In order to automate your testing, you must first ensure your app is built to support this.

App features and capabilities must be specifically designed for repeatability. Changes in the UI need to be verifiably functional, testable, and predictable. The best way to do this is by designing methods for controlling the application and the user state. Developers can build their apps with additional configuration layers (e.g. a “super admin panel”) accessible via a “test mode.”Building configuration layers allows the state of an app to be deterministic and controllable. They also enable an app to be automatable.

However, it’s not just the app that needs automatability: the back end also needs to support automation. Since back-ends are custom-built for apps, it takes careful design and intention to ensure the back end honors requirements for successful testing via the app’s front end.

What are the types of mobile testing?

There are three key categories, or layers, that together make up the Mobile Testing Pyramid:

1. Unit Tests
2. Integration Tests
3. End to End (E2E) Tests

Unit Tests allow you to test small, specific, exception cases.
Integration Tests allow you to increase the complexity of your text by sending real payloads to real API endpoints to ensure all your systems are working together as desired/expected.
End to End (E2E) Testing allows you to test the application as the end user would experience it, ensuring that user interaction produces the desired/expected flow through your application’s most popular functions on real devices.

What is the purpose of mobile testing?

The end goal of mobile test automation is to produce higher quality builds that result in superior mobile applications. It is not about taking manual testing behavior and turning that into a script. To make this a reality, your tests need to be three things:

1. Deterministic: performing an action on the state of a user should always yield the same resulting state.
2. Isolated: no matter what else is being tested, the test must still provide the expected resulting state.
3. Repeatable: no matter how many times you execute a test and no matter what else is being tested, the test must still provide the expected resulting state every single time it’s executed.

User state management is critical to manifesting these three key requirements for successful mobile test automation.

What are the different strategies for mobile testing?

For mobile testing, there are several different methodologies or approaches a team could take. Waldo’s recommended principles when developing a testing strategy are this:

1. Tests should be simple
2. Tests should be nimble
3. Tests should be respected

Tests should be simple: Do not try to test everything, and do not try to automate everything. The number one barrier to a successful, scalable, and deterministic testing automation strategy is noisy, complex, polluted tests. Know what you are testing for, and know what answer you are trying to find. This will help limit flakiness, test runtimes, and general instability.

Tests should be nimble: Your tests should continue to function as your application evolves and changes. This means you need to anticipate and account for changes in your application that are a bi-product of use, and build tests that allow for this use to occur. Your testing approach needs to be nimble enough to account for these adjustments.

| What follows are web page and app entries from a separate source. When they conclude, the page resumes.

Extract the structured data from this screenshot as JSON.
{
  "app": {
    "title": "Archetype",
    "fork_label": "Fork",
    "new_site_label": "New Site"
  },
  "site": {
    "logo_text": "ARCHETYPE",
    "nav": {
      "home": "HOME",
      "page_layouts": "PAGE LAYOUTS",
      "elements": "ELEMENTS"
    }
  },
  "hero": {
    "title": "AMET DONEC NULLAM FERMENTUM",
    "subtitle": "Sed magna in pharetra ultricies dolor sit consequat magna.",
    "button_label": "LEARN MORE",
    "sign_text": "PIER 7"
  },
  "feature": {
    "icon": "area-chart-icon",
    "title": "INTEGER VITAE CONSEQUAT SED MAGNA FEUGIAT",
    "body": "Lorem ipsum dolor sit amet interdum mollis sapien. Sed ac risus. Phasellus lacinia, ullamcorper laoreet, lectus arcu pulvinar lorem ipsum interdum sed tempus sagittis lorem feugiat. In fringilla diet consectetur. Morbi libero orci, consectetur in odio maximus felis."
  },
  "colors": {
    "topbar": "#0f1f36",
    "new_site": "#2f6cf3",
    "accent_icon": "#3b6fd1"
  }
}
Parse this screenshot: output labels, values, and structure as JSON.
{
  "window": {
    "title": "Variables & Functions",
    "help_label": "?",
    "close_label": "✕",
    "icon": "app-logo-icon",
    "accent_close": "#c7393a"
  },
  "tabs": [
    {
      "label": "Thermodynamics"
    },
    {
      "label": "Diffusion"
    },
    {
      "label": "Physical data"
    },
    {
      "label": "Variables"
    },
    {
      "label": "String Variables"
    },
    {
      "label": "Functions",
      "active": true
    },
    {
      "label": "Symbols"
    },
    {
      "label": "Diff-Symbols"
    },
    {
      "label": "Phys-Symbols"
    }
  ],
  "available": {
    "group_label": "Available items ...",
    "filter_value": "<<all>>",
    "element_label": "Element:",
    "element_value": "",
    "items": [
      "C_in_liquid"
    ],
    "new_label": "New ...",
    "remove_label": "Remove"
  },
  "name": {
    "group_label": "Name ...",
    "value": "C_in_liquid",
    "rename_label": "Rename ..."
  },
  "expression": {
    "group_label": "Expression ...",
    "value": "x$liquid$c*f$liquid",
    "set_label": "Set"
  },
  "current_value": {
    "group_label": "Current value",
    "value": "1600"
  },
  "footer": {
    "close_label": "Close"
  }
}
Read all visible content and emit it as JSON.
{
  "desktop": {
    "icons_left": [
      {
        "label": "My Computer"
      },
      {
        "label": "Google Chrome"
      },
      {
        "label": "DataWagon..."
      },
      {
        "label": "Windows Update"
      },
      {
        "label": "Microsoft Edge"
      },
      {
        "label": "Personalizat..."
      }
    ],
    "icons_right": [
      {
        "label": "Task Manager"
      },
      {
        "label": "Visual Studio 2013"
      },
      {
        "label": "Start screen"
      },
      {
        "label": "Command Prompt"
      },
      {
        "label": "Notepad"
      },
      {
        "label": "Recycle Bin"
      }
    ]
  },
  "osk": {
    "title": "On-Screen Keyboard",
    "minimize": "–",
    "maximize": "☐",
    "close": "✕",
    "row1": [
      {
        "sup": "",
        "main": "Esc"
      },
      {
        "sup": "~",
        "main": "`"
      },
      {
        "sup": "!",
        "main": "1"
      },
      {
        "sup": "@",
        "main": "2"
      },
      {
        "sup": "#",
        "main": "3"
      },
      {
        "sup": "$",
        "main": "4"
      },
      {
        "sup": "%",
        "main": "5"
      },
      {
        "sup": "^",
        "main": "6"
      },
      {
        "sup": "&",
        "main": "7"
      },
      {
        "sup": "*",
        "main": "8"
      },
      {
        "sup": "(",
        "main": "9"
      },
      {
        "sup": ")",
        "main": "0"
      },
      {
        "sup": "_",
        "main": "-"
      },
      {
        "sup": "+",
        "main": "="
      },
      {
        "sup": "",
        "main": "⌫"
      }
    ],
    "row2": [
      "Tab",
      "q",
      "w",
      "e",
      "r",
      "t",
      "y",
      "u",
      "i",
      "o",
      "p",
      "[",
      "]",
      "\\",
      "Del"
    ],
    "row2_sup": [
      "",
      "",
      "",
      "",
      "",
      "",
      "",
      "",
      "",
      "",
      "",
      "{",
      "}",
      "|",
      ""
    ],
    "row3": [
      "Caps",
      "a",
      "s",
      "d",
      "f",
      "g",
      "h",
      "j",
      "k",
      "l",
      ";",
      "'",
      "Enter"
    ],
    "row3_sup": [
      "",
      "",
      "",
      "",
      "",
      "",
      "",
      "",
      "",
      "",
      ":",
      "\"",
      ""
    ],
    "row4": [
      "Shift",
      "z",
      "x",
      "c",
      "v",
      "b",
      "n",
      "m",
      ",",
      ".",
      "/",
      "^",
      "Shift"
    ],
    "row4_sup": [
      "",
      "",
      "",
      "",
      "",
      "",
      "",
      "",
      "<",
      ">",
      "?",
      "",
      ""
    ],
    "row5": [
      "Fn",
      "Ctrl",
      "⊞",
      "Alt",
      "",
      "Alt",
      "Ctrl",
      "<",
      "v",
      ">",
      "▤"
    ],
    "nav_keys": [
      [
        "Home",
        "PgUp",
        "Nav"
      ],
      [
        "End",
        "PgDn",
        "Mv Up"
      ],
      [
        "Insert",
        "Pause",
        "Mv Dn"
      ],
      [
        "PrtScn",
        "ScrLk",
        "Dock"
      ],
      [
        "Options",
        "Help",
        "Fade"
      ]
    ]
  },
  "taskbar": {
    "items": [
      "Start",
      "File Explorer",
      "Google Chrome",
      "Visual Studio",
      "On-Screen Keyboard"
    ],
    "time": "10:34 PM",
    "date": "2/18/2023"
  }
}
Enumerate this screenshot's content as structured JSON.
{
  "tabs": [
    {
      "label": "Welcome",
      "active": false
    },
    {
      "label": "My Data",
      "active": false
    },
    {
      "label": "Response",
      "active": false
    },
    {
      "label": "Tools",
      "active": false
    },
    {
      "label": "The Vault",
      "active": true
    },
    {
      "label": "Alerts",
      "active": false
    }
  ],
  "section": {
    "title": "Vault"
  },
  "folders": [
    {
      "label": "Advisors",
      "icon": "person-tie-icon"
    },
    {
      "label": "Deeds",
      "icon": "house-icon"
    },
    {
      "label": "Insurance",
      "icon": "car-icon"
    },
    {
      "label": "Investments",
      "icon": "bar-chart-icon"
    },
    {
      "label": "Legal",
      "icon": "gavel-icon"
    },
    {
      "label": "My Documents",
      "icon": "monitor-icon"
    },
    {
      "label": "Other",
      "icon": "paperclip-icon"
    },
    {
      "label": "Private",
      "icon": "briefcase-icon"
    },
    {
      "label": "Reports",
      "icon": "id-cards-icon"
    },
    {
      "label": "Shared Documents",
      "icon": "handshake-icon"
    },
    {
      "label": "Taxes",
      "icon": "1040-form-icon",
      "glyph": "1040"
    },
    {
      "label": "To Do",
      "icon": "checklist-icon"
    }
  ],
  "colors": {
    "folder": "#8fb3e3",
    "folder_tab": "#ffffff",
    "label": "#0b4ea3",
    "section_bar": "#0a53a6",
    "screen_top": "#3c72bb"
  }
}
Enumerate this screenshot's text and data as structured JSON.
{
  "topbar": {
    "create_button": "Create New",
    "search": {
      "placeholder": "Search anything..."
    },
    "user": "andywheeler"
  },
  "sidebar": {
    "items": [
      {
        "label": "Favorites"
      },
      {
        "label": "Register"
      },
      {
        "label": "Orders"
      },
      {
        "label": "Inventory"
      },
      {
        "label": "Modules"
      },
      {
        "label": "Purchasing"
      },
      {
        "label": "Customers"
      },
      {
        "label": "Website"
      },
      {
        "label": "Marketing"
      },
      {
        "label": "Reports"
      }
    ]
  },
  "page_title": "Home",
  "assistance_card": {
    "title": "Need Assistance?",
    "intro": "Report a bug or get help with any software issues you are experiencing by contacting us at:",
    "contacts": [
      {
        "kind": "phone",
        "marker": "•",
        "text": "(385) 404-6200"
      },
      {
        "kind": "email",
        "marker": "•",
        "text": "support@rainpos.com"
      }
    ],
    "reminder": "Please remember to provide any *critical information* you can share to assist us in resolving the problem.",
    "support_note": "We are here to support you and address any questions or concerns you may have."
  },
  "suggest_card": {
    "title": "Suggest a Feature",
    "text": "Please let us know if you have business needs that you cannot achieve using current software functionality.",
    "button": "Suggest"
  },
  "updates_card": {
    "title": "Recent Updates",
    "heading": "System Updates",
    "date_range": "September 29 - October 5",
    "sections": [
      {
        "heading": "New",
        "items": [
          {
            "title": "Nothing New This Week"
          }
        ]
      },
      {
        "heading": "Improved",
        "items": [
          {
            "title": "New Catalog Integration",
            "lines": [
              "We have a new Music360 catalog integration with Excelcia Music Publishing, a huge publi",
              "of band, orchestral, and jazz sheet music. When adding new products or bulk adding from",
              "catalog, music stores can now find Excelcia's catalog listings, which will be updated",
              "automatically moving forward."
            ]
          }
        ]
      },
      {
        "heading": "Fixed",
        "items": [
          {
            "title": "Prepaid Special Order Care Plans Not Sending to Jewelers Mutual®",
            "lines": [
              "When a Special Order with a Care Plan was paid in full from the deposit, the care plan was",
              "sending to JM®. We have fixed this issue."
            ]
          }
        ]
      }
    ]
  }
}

Tests should be respected: Testing is a way to know what your end user experience with your application will be. If you build tests that allow you to observe and protect the end user’s access to critical functionality within your application, you can preserve the core elements of the user experience with every release.